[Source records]
►

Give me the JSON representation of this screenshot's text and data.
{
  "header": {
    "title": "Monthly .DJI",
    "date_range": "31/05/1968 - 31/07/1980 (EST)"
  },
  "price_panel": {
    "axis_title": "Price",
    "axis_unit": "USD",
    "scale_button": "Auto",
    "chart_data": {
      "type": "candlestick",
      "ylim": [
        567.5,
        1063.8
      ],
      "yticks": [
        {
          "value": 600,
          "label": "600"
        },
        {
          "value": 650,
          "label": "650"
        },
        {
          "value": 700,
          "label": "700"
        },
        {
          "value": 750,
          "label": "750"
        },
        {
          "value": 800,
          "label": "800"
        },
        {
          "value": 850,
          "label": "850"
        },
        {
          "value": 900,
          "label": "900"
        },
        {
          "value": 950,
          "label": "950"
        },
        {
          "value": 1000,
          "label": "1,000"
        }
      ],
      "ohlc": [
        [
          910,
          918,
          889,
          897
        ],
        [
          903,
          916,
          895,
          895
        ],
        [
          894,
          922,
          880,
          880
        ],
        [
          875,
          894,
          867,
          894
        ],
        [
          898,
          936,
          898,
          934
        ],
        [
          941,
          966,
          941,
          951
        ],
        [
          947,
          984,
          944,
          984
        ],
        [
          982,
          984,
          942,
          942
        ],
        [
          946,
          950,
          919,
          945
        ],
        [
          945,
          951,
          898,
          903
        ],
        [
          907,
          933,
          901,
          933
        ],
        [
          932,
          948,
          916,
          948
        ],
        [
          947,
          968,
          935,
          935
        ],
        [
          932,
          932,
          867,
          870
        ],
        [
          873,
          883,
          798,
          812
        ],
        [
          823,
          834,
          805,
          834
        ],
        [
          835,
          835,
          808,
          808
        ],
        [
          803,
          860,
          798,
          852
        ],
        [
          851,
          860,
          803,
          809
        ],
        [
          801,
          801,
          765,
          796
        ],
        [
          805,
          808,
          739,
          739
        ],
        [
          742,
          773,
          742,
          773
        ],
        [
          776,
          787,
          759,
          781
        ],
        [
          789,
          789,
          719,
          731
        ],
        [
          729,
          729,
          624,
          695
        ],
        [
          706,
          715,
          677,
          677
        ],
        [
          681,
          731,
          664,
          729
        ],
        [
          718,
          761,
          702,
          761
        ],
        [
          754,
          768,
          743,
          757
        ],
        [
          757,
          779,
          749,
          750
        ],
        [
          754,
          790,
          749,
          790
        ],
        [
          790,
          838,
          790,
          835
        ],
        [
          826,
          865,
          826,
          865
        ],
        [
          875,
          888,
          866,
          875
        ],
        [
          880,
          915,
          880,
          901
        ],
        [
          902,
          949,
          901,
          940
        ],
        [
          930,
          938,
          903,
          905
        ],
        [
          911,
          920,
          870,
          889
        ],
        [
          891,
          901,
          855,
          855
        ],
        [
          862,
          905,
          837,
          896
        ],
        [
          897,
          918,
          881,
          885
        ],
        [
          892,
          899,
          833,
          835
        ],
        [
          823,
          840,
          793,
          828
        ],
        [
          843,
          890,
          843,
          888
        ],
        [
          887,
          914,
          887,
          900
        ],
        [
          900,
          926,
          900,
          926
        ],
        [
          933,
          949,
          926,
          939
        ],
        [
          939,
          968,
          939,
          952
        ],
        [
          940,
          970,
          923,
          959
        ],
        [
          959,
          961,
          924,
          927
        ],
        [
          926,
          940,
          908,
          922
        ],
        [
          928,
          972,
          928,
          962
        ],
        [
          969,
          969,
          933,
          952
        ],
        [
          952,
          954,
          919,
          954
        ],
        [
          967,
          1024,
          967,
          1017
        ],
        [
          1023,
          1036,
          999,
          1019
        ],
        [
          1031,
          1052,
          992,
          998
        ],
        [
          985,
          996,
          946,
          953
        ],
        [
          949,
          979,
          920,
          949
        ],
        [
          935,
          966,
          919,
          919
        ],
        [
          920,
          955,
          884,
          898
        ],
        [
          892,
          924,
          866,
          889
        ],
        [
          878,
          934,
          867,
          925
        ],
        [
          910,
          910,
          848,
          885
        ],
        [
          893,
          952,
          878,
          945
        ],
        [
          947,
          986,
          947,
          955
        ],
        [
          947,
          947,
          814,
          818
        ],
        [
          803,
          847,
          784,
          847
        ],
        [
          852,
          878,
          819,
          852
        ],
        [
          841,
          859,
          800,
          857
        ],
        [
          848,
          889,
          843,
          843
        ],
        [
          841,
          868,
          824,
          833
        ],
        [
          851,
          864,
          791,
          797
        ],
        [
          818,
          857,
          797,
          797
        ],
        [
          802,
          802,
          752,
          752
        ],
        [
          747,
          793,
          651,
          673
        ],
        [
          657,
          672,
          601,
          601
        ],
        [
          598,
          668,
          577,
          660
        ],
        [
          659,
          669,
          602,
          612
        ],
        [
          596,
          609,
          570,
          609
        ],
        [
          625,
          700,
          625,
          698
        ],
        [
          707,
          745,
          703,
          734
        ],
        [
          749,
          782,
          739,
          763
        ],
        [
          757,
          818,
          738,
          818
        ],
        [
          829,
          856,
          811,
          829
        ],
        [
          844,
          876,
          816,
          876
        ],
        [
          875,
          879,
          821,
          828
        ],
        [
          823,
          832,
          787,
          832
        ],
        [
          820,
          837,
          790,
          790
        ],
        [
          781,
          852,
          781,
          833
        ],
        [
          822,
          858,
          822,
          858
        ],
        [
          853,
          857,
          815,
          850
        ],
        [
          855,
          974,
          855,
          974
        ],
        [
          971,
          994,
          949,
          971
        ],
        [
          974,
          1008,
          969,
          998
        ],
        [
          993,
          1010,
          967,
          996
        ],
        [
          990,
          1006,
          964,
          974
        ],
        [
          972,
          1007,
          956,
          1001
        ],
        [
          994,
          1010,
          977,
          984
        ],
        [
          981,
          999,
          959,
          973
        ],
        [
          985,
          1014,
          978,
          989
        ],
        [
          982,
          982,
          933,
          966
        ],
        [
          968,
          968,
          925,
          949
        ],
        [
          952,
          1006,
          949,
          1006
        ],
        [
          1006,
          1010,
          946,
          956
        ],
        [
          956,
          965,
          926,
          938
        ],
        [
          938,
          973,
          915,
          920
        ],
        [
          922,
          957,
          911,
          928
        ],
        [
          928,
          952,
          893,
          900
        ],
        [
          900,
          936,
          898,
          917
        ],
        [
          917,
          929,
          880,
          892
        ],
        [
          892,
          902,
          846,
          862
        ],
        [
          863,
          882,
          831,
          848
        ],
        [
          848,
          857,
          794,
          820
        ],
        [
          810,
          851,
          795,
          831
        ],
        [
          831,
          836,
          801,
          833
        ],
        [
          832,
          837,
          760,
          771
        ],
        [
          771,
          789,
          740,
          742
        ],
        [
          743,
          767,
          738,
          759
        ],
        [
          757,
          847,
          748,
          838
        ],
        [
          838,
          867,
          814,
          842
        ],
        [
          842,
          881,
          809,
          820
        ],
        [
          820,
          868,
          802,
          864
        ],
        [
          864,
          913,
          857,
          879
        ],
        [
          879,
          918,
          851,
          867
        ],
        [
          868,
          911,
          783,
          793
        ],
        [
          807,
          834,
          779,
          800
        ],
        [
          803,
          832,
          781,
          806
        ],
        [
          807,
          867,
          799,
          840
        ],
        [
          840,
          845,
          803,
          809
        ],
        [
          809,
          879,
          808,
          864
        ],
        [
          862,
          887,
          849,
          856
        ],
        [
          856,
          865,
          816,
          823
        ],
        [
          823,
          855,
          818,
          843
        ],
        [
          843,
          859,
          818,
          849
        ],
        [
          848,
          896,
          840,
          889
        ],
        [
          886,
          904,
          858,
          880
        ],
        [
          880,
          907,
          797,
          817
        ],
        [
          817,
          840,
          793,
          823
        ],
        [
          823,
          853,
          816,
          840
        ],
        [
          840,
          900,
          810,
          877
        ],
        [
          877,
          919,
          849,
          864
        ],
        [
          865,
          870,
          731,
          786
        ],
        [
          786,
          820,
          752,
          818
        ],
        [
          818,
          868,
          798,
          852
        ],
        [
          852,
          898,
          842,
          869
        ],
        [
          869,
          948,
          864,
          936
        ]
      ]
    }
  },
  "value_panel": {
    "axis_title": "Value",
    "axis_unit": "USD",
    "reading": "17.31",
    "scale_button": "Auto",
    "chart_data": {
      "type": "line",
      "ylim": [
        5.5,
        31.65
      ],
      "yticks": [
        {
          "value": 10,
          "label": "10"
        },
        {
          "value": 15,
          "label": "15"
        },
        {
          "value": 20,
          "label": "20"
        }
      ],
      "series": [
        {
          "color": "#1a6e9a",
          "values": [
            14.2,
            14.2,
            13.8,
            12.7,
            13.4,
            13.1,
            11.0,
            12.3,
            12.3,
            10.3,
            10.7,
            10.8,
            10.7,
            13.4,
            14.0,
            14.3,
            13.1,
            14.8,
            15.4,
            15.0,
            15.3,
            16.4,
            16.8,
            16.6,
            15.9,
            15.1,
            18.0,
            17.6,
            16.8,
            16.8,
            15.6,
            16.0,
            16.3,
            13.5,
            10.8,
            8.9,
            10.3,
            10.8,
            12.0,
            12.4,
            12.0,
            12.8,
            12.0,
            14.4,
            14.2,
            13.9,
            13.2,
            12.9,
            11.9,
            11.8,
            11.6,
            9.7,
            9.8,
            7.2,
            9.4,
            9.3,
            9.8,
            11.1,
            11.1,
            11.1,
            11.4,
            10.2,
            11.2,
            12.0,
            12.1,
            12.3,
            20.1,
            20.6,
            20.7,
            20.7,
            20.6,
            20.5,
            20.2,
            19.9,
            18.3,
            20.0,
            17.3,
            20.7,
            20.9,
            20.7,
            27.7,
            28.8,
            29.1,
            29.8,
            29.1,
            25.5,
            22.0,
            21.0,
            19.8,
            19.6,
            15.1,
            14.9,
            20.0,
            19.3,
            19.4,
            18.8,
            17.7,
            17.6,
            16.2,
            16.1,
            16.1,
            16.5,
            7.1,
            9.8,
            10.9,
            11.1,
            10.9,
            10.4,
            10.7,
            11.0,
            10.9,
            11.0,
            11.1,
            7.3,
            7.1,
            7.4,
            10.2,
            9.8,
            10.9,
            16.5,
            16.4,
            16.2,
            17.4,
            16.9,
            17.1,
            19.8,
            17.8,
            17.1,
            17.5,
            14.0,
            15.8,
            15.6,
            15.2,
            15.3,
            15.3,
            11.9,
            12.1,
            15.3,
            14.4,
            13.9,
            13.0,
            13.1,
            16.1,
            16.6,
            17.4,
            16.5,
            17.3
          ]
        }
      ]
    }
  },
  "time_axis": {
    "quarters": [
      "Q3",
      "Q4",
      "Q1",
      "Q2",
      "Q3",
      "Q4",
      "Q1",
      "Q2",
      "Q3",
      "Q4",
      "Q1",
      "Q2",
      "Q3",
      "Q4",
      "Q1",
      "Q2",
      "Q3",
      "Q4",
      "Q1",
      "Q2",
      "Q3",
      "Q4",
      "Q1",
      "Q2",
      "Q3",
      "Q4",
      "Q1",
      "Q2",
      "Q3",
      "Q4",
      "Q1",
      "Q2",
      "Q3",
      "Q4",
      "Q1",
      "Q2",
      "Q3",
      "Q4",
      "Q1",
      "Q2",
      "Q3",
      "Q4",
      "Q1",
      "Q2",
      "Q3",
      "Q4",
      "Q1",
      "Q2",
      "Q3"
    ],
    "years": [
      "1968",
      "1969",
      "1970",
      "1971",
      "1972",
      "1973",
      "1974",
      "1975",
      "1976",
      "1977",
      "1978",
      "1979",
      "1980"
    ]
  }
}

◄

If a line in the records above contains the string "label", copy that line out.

● Worked solution:
          "label": "600"
          "label": "650"
          "label": "700"
          "label": "750"
          "label": "800"
          "label": "850"
          "label": "900"
          "label": "950"
          "label": "1,000"
          "label": "10"
          "label": "15"
          "label": "20"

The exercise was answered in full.